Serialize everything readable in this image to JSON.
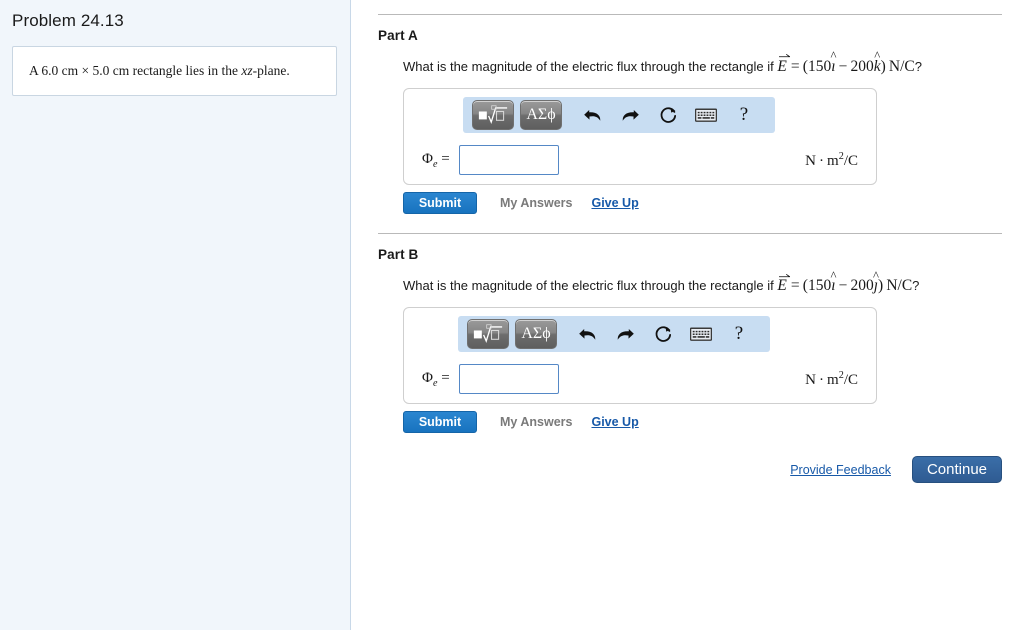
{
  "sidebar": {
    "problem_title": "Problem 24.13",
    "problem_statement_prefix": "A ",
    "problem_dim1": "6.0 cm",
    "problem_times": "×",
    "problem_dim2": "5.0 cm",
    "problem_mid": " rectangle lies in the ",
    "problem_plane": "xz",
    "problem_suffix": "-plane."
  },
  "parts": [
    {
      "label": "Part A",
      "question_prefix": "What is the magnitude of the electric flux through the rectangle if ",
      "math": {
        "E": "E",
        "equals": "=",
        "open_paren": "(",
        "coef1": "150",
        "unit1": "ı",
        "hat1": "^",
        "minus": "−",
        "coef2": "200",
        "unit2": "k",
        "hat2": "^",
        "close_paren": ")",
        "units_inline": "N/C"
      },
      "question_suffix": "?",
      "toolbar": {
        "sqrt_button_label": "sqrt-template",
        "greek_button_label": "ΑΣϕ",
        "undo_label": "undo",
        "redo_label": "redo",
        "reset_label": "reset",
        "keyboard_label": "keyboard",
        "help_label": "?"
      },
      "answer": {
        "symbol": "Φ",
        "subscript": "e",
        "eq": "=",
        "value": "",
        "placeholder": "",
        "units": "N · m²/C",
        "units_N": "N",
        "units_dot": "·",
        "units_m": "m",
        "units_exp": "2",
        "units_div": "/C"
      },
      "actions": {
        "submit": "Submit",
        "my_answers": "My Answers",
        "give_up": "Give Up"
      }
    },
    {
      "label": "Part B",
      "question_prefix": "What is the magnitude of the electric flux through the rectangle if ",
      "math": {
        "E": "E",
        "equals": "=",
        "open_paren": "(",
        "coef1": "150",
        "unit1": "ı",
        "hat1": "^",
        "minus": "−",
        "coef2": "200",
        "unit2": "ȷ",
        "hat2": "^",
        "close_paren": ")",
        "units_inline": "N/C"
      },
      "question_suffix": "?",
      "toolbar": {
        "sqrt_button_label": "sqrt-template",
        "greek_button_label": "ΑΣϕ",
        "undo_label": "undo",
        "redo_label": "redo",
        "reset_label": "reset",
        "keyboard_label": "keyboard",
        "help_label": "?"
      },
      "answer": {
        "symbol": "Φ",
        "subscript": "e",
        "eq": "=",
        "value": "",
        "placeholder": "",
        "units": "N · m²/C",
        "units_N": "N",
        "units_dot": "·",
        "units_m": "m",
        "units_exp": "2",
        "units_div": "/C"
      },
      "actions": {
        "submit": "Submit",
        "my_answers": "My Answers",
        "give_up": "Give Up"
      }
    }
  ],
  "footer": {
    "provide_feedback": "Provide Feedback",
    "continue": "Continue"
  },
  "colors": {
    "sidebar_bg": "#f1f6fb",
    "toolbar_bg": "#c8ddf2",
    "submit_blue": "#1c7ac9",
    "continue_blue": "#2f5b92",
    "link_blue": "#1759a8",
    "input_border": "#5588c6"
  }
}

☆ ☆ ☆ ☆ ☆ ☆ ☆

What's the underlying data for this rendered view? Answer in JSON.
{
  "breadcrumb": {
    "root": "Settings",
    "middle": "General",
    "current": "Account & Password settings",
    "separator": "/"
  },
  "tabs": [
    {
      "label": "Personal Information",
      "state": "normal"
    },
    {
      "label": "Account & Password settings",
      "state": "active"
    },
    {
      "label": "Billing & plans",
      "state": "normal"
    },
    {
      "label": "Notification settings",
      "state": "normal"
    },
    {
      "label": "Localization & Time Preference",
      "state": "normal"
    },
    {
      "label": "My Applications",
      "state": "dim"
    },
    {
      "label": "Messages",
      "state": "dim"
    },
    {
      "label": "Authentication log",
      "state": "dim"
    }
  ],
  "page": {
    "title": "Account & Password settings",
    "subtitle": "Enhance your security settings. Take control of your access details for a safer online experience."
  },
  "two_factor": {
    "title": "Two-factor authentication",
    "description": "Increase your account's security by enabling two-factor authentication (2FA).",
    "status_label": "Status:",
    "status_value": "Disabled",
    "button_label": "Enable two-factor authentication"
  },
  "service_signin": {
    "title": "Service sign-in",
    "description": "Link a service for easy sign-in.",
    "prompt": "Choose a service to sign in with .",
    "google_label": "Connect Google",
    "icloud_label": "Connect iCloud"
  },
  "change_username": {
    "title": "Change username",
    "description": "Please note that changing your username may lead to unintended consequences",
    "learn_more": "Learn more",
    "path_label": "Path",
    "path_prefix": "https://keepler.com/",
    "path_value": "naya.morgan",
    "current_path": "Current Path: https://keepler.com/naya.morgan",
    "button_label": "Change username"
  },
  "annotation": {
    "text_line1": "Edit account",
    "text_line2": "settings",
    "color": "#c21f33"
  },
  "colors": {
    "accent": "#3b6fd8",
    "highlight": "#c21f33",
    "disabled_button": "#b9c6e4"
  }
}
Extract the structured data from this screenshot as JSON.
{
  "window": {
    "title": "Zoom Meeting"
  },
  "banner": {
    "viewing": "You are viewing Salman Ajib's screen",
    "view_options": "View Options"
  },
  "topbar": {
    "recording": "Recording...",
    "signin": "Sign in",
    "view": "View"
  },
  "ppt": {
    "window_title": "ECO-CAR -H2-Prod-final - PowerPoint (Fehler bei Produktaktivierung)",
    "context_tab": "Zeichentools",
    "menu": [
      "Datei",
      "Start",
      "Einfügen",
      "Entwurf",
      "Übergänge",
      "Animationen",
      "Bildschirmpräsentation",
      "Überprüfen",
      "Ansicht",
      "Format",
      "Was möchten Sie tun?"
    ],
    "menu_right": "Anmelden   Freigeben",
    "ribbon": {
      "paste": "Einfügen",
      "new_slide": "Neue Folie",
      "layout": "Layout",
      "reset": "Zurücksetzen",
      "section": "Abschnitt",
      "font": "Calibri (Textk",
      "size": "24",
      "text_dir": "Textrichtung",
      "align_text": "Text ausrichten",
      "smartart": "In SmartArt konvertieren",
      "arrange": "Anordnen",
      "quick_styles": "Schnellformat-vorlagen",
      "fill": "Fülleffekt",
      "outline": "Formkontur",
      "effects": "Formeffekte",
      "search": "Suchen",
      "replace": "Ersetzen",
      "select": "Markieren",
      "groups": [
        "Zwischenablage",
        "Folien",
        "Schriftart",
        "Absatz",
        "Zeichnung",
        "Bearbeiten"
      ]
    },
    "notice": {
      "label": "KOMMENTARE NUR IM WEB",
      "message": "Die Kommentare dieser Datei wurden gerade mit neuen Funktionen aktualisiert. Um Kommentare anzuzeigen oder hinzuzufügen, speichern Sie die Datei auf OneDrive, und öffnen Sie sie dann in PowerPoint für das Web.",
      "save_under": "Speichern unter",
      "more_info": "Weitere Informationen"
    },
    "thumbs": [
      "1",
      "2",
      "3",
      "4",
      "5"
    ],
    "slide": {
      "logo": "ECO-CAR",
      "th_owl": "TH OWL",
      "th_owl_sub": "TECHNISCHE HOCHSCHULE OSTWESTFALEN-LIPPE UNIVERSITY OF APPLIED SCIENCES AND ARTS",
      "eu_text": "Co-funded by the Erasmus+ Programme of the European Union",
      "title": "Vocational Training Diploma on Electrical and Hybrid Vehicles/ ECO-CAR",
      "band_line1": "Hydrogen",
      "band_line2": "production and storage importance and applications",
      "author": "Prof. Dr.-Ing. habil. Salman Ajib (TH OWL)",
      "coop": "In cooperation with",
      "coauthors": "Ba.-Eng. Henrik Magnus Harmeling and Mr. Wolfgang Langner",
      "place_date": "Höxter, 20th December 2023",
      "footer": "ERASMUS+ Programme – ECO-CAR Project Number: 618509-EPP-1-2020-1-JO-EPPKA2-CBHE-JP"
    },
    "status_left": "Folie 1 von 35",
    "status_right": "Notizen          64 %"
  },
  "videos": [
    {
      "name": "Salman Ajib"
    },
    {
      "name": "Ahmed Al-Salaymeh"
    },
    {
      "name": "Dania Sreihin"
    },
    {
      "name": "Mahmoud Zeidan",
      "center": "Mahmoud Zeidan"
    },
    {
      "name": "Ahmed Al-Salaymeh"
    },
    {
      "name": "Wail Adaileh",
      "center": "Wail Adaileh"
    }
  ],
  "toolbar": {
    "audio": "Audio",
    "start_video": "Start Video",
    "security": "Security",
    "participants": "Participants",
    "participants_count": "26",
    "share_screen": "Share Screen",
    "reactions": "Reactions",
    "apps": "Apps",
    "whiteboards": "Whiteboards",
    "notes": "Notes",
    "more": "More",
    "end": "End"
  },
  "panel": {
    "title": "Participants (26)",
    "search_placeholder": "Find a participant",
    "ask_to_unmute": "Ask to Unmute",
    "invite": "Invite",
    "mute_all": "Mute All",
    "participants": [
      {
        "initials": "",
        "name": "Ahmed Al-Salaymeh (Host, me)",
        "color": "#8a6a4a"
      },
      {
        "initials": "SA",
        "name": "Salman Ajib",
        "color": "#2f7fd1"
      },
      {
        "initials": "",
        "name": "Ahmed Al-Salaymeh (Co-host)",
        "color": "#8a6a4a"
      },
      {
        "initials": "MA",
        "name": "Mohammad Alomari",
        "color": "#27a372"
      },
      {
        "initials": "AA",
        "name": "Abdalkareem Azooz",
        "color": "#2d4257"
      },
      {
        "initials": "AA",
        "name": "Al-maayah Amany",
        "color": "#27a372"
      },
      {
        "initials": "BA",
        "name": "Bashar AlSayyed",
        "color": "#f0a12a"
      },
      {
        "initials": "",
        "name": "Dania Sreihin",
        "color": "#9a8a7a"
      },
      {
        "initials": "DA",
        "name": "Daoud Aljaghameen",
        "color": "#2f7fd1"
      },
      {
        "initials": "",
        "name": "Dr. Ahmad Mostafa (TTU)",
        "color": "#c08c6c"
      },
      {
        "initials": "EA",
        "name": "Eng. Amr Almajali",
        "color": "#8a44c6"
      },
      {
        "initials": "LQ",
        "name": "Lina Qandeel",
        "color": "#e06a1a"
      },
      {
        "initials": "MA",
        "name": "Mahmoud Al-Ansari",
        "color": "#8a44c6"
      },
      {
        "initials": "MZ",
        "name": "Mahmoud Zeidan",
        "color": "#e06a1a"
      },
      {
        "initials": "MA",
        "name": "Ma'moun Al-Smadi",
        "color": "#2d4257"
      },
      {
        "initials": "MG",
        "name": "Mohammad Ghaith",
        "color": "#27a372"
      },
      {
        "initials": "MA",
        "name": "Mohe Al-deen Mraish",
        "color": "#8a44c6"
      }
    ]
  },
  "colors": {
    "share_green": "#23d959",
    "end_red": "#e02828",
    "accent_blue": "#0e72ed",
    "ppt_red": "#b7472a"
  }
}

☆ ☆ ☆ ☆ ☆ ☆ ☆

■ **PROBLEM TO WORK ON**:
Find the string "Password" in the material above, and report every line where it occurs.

■ **EXERCISE RESULT**:
    "current": "Account & Password settings",
      "label": "Account & Password settings",
    "title": "Account & Password settings",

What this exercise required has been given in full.